Updated January 9, 2019
I have been in Frankfurt twice, both in separate long layovers. The first time I changed from 30 degrees Celsius (86 F) in Singapore to -10 (14 F) within 10 hours. I was so cold I could barely take pictures because I couldn’t feel my hands; besides, the day was cloudy, so my impression was not too good. After my second visit eight years later, 13ºC temperature and a sunny day, my opinion just improved from “there is not much to do” to “it’s not that bad”. Those with a flight to Frankfurt will not be disappointed if they go for a walk in the city, but I consider that in Germany there are some other more interesting destinations.
Almost all attractions are within Anlagenring, a park of roughly rectangular shape which runs along the boundaries of the old town, where the old city wall used to be.
We propose the following itinerary:
From Central Station, walk southwest towards the river and cross the bridge to get to the Museum Embankment. In this lovely path along the Main are located many of the museums in Frankfurt (there will be a future post about them).
Cross the river, this time to the north, through the Eiserner Steg, a bridge apparently normal but enclosing an inevitable charm because of its views:
- The buildings on the north shore. The most prominent are the Historical Museum and Frankfurt Cathedral.
- Dreikönigskirche, a church on the south bank.
The bridge is packed with colorful padlocks placed by couples in love, which is not surprising since they are sold and graved on the spot in the very bridge.
From Eisener Steg you can get almost immediately to Frankfurt Romer (Town Hall Square). It is the central square, the most beautiful in the city. There are several wooden buildings with pointed ceilings, Central European style.
West of Romer Suare you’ll find the Gothic Cathedral of St. Bartholomew, actually not a cathedral but a “great imperial church.” From Romer to the north, in few minutes you’ll be in the commercial heart of the city, Hauptwache Square and Zeil pedestrian street, with restaurants and all kinds of usual shops in big cities.
From the Hauptwache Square to the west there is an area with nineteenth century style buildings and the Opera, which is probably the most classic looking building in the city.

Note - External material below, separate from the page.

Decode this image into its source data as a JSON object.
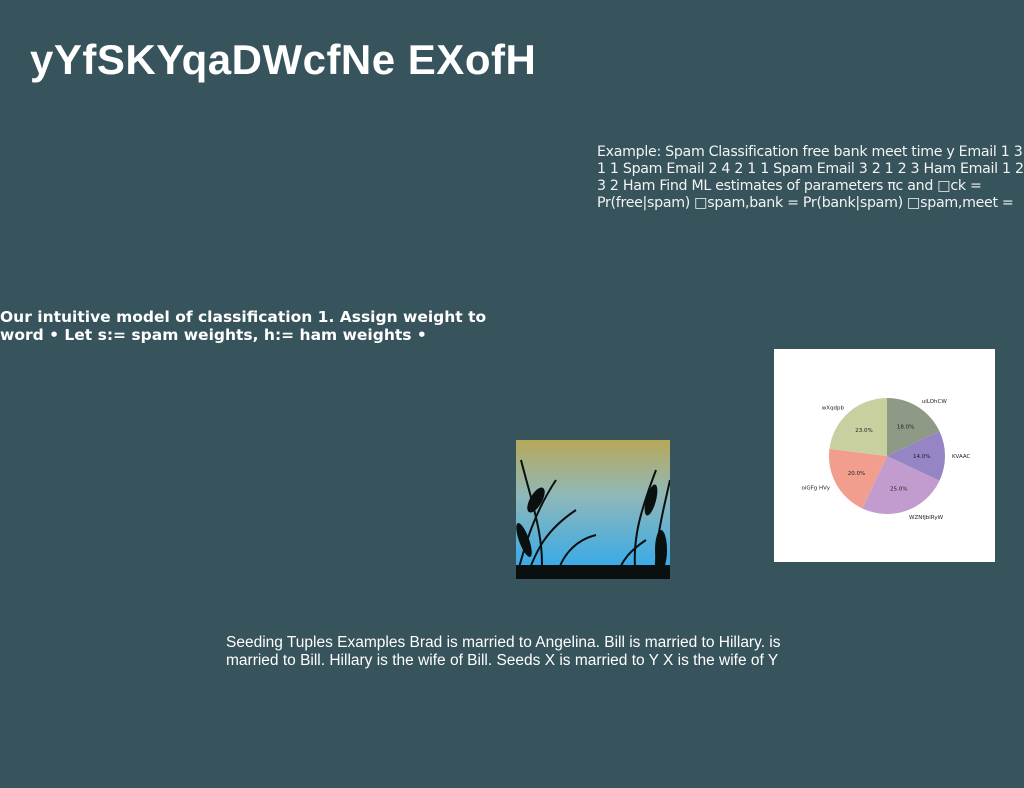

Paradoxically, south from opera is the financial complex of modern skyscrapers in downtown Frankfurt, including the headquarters building of the European Central Bank until November 2014. You can climb to the rooftop of the Main Tower (it’s its proper name) for a panoramic view of the city. Admission € 6.5. Opens at 10 am and closes between 7 am and 11 pm depending on the season and the day of the week.